[Start of section]
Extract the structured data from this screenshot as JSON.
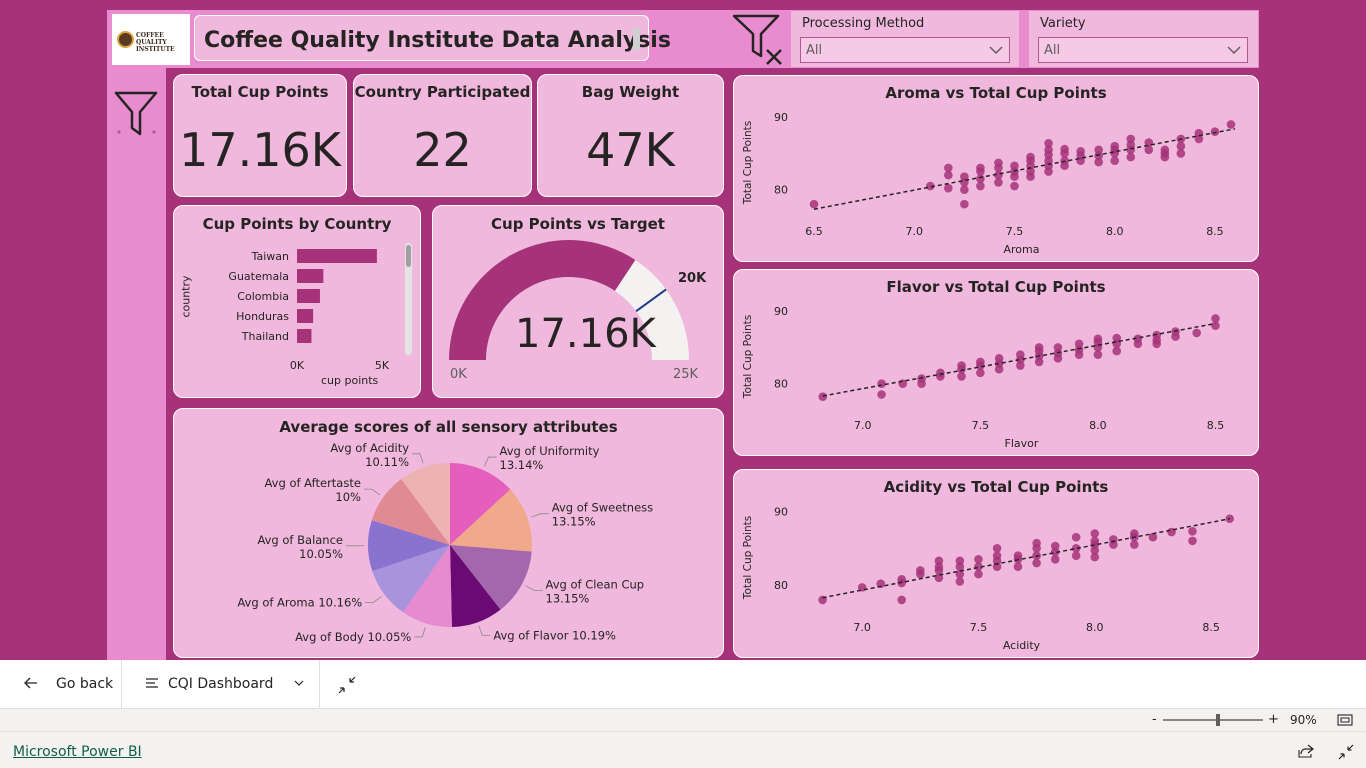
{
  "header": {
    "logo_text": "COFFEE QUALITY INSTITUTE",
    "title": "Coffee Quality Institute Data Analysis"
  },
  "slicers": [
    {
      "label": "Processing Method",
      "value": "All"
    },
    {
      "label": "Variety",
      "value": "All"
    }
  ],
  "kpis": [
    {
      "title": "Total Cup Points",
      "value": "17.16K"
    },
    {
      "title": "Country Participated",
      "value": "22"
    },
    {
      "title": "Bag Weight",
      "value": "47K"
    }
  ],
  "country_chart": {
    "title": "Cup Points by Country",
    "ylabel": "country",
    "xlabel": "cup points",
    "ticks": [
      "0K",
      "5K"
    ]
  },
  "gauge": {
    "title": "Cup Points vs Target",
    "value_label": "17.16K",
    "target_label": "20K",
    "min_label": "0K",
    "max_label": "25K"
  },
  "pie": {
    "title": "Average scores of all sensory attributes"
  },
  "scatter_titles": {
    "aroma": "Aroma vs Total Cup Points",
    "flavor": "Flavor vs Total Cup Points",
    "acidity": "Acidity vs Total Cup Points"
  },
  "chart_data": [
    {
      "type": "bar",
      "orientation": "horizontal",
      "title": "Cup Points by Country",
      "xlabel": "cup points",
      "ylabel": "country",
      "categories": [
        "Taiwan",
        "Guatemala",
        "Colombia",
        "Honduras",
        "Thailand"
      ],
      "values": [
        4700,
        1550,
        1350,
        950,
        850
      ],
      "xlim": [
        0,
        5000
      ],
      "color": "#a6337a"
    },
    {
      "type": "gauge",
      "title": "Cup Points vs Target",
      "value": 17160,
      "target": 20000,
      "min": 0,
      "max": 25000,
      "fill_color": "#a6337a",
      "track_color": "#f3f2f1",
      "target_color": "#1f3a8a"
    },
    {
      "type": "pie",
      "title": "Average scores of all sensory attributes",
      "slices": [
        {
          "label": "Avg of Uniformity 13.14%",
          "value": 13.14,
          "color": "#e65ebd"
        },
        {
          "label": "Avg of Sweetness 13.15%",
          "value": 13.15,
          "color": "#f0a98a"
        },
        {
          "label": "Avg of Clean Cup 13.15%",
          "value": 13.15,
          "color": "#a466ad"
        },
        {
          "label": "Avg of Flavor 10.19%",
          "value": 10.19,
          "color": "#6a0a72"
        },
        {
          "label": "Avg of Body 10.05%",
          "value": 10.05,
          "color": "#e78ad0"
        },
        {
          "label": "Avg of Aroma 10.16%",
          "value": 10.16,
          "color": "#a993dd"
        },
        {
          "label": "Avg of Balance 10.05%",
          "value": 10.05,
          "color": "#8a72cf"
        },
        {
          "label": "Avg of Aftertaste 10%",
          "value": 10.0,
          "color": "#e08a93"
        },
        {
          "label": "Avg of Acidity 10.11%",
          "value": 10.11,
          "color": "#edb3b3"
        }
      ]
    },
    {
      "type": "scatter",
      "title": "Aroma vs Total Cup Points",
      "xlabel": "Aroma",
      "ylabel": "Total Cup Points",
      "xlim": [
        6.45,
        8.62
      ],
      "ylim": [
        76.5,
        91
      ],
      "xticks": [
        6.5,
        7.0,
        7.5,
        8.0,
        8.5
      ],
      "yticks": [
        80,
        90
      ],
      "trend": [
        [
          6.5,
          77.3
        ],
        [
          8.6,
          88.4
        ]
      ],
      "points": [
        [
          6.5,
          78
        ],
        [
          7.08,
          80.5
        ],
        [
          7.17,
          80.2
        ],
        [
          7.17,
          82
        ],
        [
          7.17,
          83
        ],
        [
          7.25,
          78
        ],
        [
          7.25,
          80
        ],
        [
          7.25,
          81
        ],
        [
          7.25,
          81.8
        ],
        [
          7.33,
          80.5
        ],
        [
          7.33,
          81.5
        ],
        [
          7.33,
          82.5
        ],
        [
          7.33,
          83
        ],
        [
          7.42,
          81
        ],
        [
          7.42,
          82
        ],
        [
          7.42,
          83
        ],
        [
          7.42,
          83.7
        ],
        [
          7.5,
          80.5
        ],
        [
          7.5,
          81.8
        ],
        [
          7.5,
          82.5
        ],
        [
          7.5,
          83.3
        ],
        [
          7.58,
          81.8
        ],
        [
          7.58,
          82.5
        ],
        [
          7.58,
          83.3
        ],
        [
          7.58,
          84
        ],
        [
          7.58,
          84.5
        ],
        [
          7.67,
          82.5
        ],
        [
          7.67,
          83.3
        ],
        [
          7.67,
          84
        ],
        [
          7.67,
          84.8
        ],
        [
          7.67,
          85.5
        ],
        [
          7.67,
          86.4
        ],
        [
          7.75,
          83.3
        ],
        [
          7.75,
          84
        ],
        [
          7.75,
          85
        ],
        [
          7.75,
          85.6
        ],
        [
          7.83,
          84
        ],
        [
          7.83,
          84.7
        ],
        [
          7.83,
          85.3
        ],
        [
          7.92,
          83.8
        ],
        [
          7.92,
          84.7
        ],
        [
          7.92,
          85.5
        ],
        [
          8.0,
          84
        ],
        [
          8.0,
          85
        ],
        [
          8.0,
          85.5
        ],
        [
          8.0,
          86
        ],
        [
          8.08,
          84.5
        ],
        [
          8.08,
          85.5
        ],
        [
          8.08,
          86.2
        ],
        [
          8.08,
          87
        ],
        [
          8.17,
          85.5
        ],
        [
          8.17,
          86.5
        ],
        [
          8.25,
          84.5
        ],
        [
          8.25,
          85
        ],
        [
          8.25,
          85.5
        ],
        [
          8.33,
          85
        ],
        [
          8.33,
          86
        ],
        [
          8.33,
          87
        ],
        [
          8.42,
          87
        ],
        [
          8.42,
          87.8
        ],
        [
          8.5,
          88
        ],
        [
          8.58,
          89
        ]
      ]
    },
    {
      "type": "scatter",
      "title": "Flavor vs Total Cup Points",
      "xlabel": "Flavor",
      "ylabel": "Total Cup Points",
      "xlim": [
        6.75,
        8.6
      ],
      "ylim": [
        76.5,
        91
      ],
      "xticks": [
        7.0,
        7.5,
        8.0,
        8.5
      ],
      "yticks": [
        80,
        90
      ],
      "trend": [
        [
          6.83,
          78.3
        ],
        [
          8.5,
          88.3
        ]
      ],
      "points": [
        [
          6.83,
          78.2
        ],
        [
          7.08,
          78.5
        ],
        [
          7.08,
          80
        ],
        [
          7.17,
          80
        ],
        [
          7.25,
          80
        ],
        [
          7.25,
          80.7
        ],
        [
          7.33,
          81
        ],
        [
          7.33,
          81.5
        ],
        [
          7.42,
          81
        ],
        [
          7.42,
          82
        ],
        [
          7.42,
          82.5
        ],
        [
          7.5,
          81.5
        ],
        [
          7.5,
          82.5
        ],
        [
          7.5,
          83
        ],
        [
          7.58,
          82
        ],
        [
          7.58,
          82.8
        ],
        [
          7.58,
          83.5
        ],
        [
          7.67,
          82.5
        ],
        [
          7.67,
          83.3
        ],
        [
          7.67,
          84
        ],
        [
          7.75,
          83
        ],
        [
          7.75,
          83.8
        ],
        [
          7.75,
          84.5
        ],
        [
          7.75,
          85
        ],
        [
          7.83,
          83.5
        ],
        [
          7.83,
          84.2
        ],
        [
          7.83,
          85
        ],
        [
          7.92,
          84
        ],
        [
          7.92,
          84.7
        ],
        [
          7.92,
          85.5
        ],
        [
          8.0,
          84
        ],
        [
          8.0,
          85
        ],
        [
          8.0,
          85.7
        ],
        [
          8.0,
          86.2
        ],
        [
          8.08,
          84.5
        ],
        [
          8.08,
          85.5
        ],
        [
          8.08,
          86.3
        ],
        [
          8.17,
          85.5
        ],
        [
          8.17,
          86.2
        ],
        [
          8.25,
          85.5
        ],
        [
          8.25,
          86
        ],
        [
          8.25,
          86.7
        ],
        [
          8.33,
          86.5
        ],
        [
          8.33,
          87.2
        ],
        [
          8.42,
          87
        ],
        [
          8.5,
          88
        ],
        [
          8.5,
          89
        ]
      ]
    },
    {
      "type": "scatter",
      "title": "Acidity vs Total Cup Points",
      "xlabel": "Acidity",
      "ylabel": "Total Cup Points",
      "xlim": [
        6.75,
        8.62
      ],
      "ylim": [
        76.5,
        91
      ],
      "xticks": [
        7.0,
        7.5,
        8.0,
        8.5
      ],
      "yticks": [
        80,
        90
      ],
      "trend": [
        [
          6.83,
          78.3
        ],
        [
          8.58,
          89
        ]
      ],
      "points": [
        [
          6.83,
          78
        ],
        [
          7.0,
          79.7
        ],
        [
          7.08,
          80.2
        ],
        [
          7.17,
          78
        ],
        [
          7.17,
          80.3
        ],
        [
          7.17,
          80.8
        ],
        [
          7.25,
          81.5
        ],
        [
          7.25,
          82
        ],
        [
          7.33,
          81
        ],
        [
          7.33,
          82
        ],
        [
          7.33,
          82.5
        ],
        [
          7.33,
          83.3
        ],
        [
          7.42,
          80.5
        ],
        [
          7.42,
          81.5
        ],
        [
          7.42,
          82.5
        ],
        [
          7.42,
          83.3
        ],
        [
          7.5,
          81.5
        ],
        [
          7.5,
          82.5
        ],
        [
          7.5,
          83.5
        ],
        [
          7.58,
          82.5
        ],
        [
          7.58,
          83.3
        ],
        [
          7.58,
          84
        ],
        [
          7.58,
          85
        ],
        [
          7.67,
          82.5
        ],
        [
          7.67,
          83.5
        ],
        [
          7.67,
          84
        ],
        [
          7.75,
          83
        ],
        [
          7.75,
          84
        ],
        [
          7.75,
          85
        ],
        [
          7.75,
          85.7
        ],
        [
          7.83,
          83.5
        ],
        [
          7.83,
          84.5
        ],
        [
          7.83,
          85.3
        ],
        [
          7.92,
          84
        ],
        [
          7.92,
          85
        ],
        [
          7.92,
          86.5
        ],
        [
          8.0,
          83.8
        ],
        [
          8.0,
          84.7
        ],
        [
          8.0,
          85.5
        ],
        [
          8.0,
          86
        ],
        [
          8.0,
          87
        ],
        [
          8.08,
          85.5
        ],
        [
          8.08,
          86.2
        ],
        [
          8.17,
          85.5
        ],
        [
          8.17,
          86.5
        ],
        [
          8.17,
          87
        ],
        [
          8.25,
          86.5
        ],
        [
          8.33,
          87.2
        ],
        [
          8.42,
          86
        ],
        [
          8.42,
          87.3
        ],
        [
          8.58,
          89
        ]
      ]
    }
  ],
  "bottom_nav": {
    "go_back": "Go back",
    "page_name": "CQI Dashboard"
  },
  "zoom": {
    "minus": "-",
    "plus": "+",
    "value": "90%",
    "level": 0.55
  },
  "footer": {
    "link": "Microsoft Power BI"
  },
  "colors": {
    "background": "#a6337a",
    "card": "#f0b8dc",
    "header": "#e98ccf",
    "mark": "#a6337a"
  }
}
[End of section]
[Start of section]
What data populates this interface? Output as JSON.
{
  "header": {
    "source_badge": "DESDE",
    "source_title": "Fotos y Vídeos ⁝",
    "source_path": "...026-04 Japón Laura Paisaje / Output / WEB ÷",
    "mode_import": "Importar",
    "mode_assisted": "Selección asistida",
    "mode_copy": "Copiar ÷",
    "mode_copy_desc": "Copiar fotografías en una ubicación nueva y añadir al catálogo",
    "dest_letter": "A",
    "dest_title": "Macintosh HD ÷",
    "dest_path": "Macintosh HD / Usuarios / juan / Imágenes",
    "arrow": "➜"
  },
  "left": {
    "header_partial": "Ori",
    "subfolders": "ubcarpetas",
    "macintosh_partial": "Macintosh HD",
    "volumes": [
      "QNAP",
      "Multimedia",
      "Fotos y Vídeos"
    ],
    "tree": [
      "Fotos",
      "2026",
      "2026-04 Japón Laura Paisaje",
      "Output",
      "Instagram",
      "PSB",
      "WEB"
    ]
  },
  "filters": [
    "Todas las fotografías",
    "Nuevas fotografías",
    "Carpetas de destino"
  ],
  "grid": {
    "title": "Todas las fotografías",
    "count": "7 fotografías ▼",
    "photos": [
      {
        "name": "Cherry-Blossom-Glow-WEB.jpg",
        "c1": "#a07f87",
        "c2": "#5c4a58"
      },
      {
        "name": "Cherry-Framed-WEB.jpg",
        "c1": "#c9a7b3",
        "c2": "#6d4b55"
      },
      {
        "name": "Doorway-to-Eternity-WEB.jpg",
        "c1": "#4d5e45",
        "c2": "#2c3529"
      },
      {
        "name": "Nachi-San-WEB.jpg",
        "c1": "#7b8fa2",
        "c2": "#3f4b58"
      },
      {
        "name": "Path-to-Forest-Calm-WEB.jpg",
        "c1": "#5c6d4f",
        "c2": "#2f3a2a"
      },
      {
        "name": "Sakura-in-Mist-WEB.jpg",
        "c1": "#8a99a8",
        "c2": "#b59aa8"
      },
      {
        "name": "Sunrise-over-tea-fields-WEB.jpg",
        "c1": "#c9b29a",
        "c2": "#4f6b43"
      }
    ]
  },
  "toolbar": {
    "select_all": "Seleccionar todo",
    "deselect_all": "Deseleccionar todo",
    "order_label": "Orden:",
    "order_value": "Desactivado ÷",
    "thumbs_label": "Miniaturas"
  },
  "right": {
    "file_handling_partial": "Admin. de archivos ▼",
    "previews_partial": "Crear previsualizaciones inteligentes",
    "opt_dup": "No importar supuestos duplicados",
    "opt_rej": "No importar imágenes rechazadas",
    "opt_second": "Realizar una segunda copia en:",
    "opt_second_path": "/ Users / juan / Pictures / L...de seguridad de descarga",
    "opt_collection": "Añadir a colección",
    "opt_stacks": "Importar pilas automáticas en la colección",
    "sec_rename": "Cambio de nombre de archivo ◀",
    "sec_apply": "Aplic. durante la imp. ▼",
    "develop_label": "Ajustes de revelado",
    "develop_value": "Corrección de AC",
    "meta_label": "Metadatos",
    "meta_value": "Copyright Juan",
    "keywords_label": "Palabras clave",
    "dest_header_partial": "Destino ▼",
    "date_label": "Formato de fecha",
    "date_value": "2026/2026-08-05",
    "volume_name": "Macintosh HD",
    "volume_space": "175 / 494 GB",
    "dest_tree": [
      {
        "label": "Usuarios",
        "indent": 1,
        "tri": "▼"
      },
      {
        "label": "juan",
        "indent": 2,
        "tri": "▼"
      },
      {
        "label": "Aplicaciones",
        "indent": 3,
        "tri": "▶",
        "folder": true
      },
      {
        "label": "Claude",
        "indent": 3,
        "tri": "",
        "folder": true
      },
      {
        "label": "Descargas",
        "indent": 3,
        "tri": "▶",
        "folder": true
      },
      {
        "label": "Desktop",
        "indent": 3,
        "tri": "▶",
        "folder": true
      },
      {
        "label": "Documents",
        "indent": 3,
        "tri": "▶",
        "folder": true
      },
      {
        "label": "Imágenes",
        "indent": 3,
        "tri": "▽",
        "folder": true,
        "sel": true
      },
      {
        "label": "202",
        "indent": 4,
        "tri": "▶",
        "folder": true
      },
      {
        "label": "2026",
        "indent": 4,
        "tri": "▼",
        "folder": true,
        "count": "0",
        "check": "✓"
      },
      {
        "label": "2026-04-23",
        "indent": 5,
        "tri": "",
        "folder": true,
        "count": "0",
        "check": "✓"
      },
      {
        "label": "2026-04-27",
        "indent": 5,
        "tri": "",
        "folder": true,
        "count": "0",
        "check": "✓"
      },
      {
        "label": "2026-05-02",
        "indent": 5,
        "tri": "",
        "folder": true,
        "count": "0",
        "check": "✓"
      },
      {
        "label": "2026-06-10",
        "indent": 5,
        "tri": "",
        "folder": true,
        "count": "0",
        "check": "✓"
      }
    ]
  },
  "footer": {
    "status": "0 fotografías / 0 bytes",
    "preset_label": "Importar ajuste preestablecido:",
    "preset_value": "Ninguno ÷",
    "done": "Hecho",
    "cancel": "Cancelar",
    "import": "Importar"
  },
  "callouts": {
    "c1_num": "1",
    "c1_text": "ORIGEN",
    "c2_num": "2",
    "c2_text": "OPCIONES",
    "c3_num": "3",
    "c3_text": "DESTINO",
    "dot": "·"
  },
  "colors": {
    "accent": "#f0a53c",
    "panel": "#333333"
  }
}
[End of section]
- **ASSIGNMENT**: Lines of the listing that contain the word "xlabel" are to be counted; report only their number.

- **FINISHED TASK**: 5